In Ireland, clerical preoccupation with sex and contraception veered from the ludicrous to the horrible. On behalf of the hierarchy, Archbishop McQuaid once informed the government that tampons should be banned because they might stimulate young girls to sexual activity and thus lead to contraception.
Later, in collusion with the Master of the National Maternity Hospital, Dr. Alex Spain, McQuaid, to help combat contraception, oversaw the spread of the symphysiotomy operation to hospitals throughout the country.
This mutilating form of dark ages midwifery, which involved sawing through the pelvis so that it remained permanently open, left women in lifelong pain and remained in use until the 1970s.

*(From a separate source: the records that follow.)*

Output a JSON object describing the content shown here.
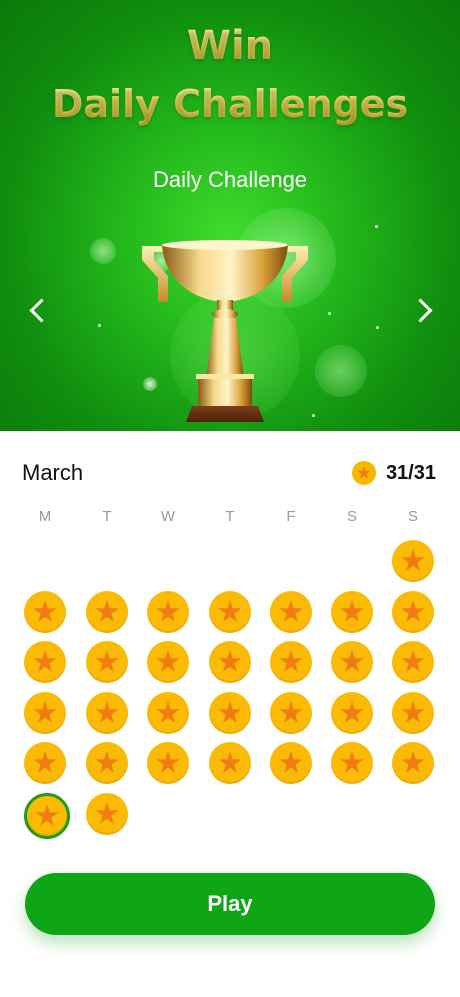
{
  "hero": {
    "title_line1": "Win",
    "title_line2": "Daily Challenges",
    "subtitle": "Daily Challenge",
    "prev_icon": "chevron-left-icon",
    "next_icon": "chevron-right-icon",
    "trophy_icon": "trophy-icon",
    "background_color": "#1cae18",
    "title_color": "#f4cf55"
  },
  "calendar": {
    "month": "March",
    "score": "31/31",
    "score_icon": "star-coin-icon",
    "weekdays": [
      "M",
      "T",
      "W",
      "T",
      "F",
      "S",
      "S"
    ],
    "first_day_column": 7,
    "days_completed": 31,
    "total_days": 31,
    "today": 30,
    "coin_color": "#fbbb05",
    "star_color": "#f07d13",
    "today_ring_color": "#1f9d18"
  },
  "play_button": {
    "label": "Play",
    "color": "#0fa615"
  }
}
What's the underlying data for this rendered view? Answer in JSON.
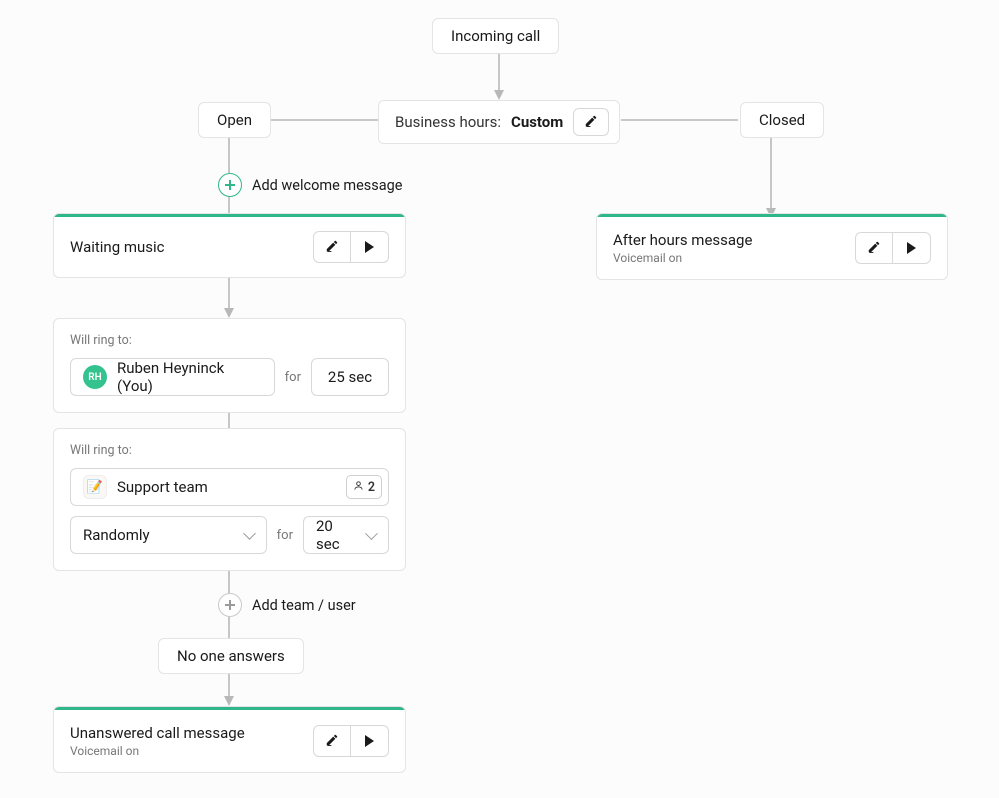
{
  "root": {
    "label": "Incoming call"
  },
  "business_hours": {
    "prefix": "Business hours:",
    "value": "Custom"
  },
  "branches": {
    "open": "Open",
    "closed": "Closed"
  },
  "add_welcome": "Add welcome message",
  "waiting_music": {
    "title": "Waiting music"
  },
  "ring1": {
    "label": "Will ring to:",
    "user": {
      "initials": "RH",
      "name": "Ruben Heyninck (You)"
    },
    "for": "for",
    "duration": "25 sec"
  },
  "ring2": {
    "label": "Will ring to:",
    "team": {
      "name": "Support team",
      "emoji": "📝",
      "count": "2"
    },
    "strategy": "Randomly",
    "for": "for",
    "duration": "20 sec"
  },
  "add_team_user": "Add team / user",
  "no_answer": "No one answers",
  "unanswered": {
    "title": "Unanswered call message",
    "sub": "Voicemail on"
  },
  "after_hours": {
    "title": "After hours message",
    "sub": "Voicemail on"
  }
}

Many of the Irish bishops now in the eye of the storm would have received their clerical formation at a time when the shadow of McQuaid and Spain still lay across medical ethics in Ireland. Meanwhile in Rome, in the same era, Vatican thinking was heavily influenced by a document produced by the powerful Cardinal Otaviani, which stated that to make public any reference to clerical sex abuse was a grave sin meriting expulsion from the church.
In the circumstances, now that worldwide public opinion has forced Rome to change its line, it is not surprising that some bishops are currently receiving a belt of the crozier, unfair though this may well be in some cases.
The truth is that the Church’s de facto policy on abuse has until recently been a combination of denial, obfuscation, delay and a grudging admission of as little liability as possible - vide the compensation deal which it first foisted on the Irish tax-payer through its negotiations with Dr. Michael Woods. That package included payments for specialist, church-provided counseling services for abuse victims. So having been responsible for buggering young people, the Church then proceeded to charge for rehabilitating them.